Composition and lighting are fundamental cornerstones of photography. We all know good light is key to capturing amazing photos.
Flash photography allows controlling indoor photography lighting conditions using artificial light, your camera’s flash, and even reflectors. Outdoor lighting, however, can’t be controlled, so you have to work with what nature gives you.
One gift it does give is the golden hour (or ‘magic hour’); a short window of magical light that happens twice a day (provided the weather is not overcast).
When Is the Golden Hour?
So what is the golden hour in photography?
it’s the period of time shortly after sunrise or before sunset. The duration depends on the seasons and your location, as well as the local weather.
It’s essentially the warm sunlight that occurs when the sun is between the horizon and 6 degrees above it. This is greatly influenced by the time of year and location.

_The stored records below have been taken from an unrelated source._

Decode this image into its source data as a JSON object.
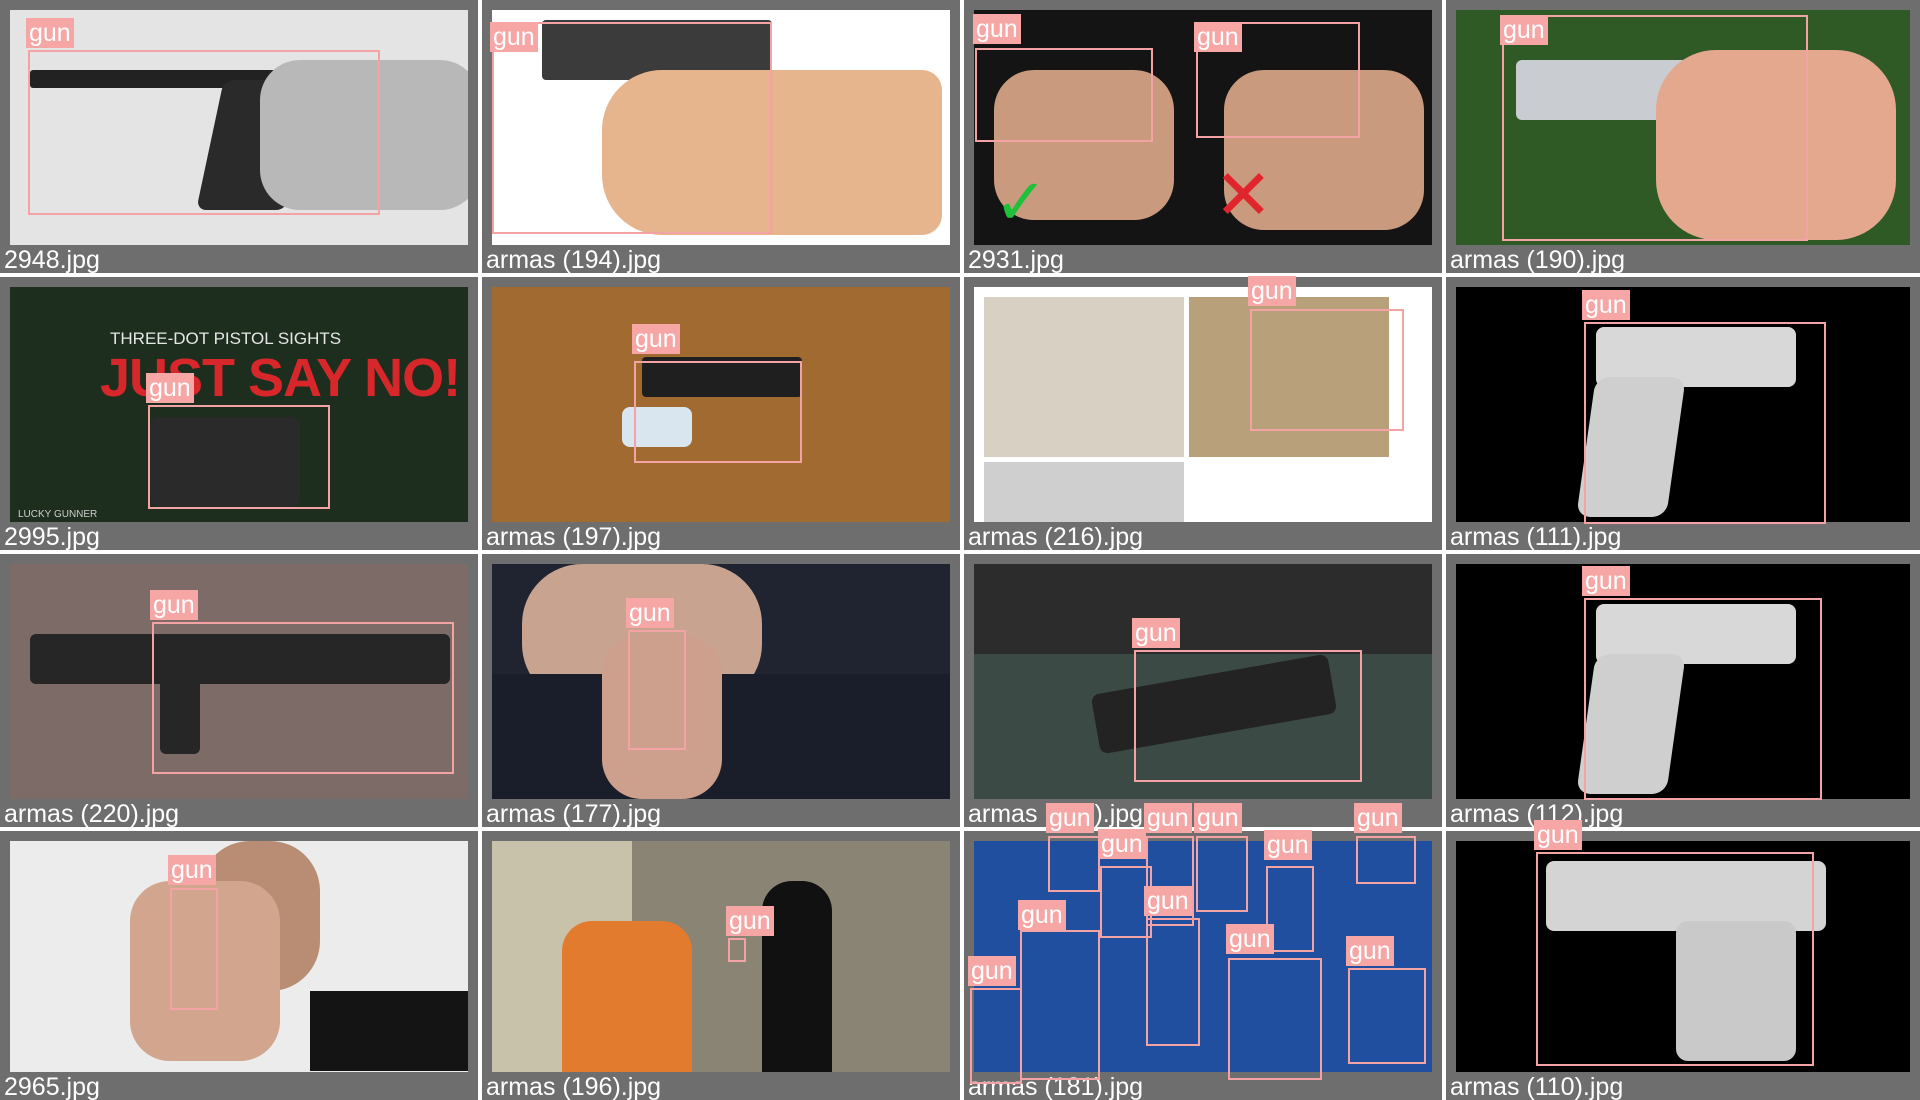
{
  "palette": {
    "box": "#f3a3a3",
    "label_bg": "#f7a6a6",
    "label_text": "#ffffff",
    "tile_bg": "#6e6e6e",
    "filename_text": "#ffffff"
  },
  "detection_class": "gun",
  "tiles": [
    {
      "filename": "2948.jpg"
    },
    {
      "filename": "armas (194).jpg"
    },
    {
      "filename": "2931.jpg"
    },
    {
      "filename": "armas (190).jpg"
    },
    {
      "filename": "2995.jpg",
      "banner_line1": "THREE-DOT PISTOL SIGHTS",
      "banner_line2": "JUST SAY NO!",
      "brand": "LUCKY GUNNER"
    },
    {
      "filename": "armas (197).jpg"
    },
    {
      "filename": "armas (216).jpg"
    },
    {
      "filename": "armas (111).jpg"
    },
    {
      "filename": "armas (220).jpg"
    },
    {
      "filename": "armas (177).jpg"
    },
    {
      "filename": "armas (177).jpg"
    },
    {
      "filename": "armas (112).jpg"
    },
    {
      "filename": "2965.jpg"
    },
    {
      "filename": "armas (196).jpg"
    },
    {
      "filename": "armas (181).jpg"
    },
    {
      "filename": "armas (110).jpg"
    }
  ]
}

Northerly places, such as Iceland and Norway, are famous for their exceptionally long sunrises and sunsets. The golden hour in winter and summer lasts much longer than an hour in such locations.
Destinations closer to the equator, on the other hand, are known for their swift sunrises and sunsets; they’ll experience much shorter golden hours.
Golden Hour Characteristics
How do you find the golden hour? There are three key features of the golden hour, all of which combine to create amazing photographic conditions.
- Warm colors: sunlight is in the orange and yellow range of the color spectrum during the golden hour, which is why it’s called that.
- Low angle of the sun: this is what defines the golden hour. A low angle creates softer light and longer shadows.
- Diffused light: when the sun is close to the horizon, light has to travel further than when it’s high in the sky. The atmosphere acts like a light diffuser, which makes the light less intense and ‘softer’. It reduces harsh contrast, which makes it easier to capture an evenly exposed image. It also filters out blue light to give mainly warm colors.